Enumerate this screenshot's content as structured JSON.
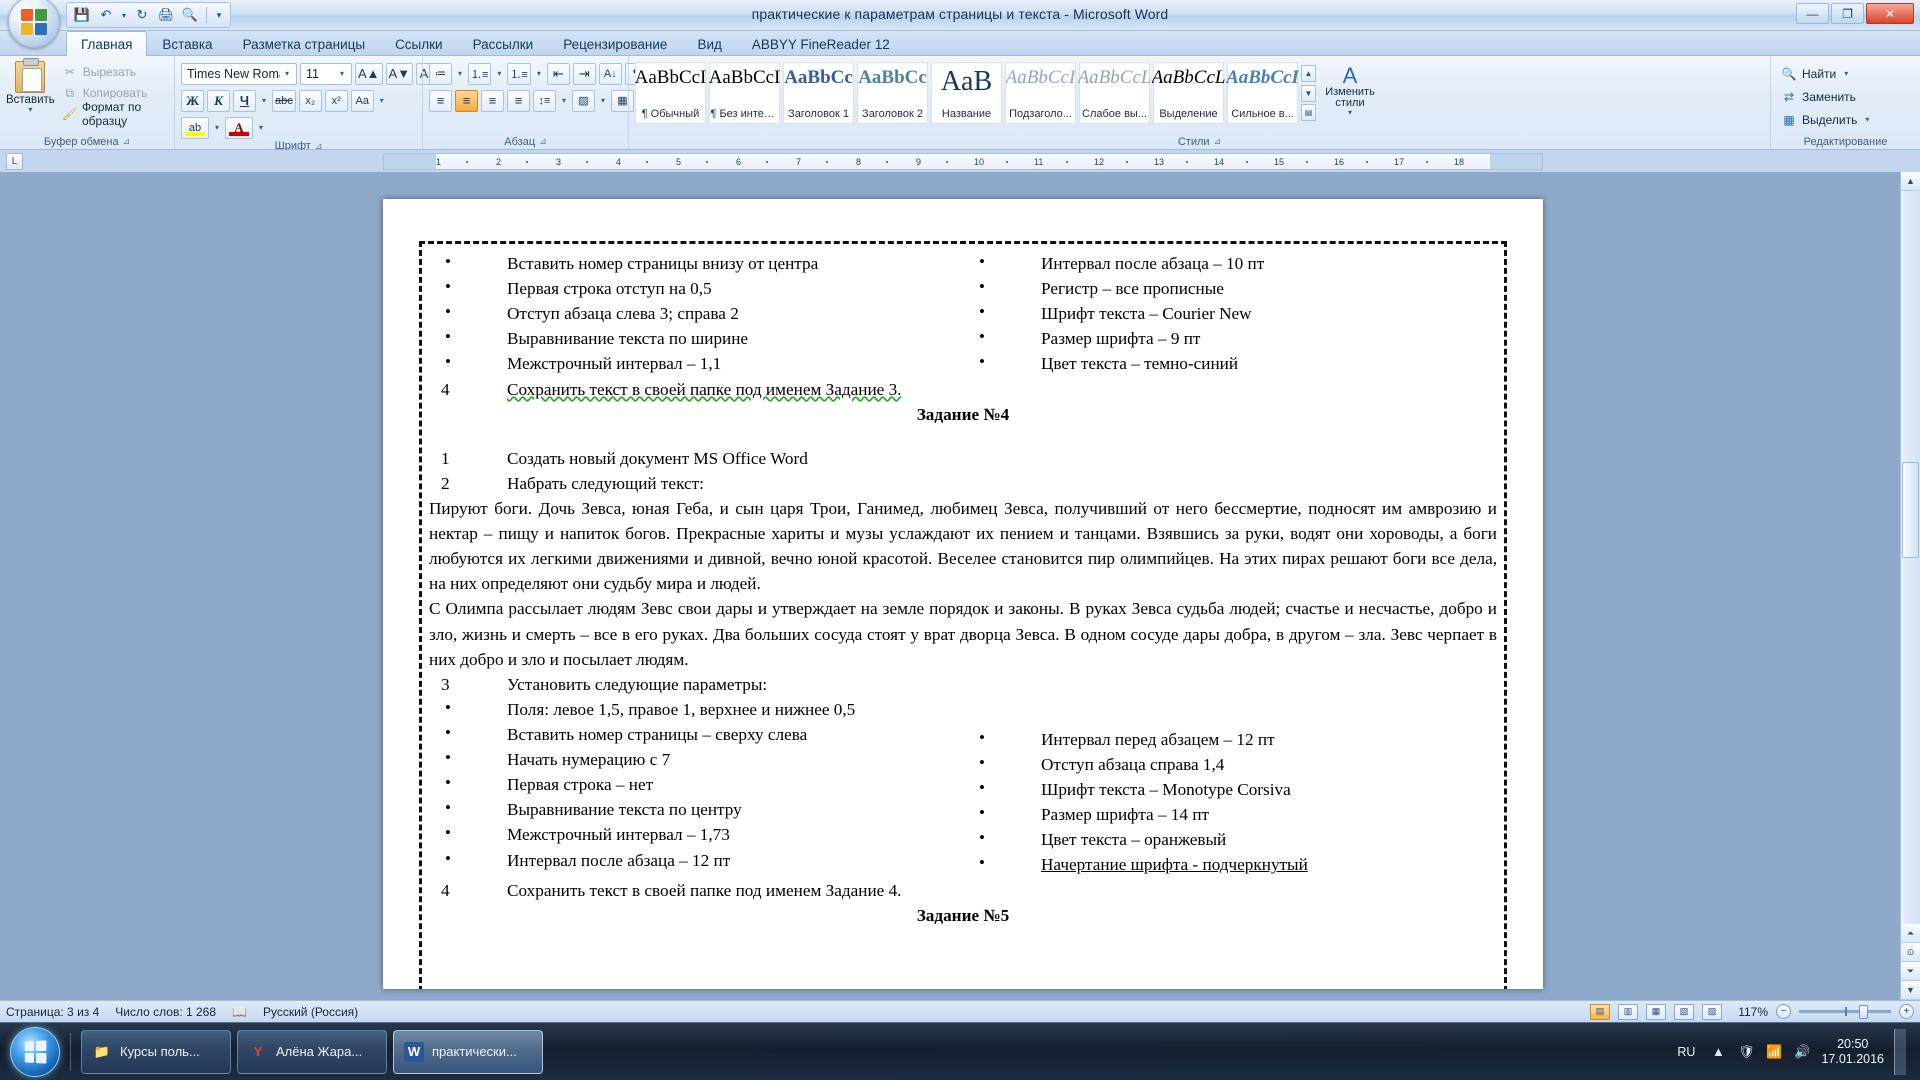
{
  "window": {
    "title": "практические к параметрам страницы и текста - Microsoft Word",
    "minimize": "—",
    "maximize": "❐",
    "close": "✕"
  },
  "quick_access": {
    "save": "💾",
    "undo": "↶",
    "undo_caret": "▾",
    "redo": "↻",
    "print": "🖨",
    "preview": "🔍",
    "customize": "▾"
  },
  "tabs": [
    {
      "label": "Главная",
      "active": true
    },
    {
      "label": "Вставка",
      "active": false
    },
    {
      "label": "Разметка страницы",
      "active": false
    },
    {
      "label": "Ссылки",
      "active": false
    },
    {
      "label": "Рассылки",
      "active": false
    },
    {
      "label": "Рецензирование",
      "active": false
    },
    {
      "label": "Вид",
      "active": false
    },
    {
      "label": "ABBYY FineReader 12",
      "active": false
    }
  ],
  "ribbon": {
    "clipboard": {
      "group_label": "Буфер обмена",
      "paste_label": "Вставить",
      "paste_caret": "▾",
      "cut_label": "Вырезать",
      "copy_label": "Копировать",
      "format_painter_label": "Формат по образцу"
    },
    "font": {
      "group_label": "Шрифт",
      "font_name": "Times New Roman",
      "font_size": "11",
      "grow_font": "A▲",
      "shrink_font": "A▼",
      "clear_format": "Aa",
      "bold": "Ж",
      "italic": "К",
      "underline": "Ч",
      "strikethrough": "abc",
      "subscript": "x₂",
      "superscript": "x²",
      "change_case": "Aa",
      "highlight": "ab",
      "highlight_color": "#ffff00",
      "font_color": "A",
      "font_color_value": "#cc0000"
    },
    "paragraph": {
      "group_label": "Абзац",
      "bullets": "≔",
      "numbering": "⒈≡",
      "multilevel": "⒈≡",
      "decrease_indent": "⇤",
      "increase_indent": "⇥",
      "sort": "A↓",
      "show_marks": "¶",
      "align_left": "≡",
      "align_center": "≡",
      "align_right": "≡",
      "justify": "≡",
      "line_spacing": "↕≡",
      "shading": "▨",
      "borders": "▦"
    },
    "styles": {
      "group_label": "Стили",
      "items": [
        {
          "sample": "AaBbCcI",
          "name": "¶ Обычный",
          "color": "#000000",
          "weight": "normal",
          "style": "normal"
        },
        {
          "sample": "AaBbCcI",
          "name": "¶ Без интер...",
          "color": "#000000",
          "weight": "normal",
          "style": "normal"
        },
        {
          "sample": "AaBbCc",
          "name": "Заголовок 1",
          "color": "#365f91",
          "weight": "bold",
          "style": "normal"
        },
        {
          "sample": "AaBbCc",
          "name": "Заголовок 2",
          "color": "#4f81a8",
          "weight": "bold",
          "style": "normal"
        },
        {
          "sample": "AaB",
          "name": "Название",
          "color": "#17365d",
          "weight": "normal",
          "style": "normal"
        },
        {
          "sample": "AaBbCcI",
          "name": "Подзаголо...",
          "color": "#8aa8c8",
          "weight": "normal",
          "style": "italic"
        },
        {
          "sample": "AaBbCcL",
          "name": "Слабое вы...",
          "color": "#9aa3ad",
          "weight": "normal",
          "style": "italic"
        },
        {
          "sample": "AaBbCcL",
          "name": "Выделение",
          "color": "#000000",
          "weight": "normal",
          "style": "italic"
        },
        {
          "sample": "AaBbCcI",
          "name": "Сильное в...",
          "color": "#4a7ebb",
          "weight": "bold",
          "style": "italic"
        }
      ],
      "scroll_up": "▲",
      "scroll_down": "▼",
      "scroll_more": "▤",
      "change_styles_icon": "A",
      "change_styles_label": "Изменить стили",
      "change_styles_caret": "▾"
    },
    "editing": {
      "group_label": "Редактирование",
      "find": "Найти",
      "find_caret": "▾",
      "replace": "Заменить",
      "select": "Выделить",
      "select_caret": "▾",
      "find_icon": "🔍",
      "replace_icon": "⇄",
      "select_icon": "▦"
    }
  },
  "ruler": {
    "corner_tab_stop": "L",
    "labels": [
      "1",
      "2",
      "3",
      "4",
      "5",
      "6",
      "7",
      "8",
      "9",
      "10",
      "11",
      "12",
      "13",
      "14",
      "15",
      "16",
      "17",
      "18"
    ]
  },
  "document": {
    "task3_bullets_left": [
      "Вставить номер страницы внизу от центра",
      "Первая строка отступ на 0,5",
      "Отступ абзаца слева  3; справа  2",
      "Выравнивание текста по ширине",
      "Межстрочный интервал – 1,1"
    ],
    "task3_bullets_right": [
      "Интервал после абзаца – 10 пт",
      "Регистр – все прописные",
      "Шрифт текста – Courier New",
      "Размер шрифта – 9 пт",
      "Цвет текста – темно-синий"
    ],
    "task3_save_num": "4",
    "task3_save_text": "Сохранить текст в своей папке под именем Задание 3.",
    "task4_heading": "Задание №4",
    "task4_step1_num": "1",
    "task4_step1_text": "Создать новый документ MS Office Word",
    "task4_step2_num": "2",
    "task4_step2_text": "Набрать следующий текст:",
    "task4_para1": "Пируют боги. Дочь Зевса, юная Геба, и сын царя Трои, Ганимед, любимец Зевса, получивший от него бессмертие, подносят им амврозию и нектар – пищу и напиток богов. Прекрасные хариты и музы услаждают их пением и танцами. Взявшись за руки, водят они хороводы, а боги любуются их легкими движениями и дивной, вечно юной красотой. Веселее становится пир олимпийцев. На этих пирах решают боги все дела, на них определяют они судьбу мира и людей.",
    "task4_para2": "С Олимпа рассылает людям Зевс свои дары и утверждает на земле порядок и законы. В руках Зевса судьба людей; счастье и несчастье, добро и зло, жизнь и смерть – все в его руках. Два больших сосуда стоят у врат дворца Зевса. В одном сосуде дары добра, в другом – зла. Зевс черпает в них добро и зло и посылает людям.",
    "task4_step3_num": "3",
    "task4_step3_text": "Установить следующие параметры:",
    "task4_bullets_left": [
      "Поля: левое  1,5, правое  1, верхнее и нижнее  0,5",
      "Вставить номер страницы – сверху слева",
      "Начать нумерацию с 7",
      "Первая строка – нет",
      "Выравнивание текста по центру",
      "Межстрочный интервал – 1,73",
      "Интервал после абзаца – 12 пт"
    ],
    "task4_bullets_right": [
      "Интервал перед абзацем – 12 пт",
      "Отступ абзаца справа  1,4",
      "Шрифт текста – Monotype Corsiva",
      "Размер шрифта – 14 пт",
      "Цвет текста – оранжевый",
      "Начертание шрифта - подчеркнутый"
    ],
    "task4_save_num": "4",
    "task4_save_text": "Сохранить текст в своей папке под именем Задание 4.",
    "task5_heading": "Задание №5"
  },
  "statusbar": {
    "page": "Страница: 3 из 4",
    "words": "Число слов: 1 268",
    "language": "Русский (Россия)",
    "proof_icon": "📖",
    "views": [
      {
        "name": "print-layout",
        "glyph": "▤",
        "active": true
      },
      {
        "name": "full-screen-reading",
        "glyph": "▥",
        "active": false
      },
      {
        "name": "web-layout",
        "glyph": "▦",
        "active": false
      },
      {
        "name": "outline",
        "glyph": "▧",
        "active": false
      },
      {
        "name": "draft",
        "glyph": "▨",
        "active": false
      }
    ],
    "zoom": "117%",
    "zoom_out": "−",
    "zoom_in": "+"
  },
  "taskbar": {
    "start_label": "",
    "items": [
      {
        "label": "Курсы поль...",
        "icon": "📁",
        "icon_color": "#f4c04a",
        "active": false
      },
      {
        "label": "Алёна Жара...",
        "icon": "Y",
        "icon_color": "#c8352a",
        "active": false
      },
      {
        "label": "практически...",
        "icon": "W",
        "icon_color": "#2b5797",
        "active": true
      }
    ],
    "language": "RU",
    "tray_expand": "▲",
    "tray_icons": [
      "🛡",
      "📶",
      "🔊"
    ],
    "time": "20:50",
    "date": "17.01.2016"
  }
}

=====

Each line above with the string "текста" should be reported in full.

[Task response]
    "title": "практические к параметрам страницы и текста - Microsoft Word",
      "Выравнивание текста по ширине",
      "Шрифт текста – Courier New",
      "Цвет текста – темно-синий"
      "Выравнивание текста по центру",
      "Шрифт текста – Monotype Corsiva",
      "Цвет текста – оранжевый",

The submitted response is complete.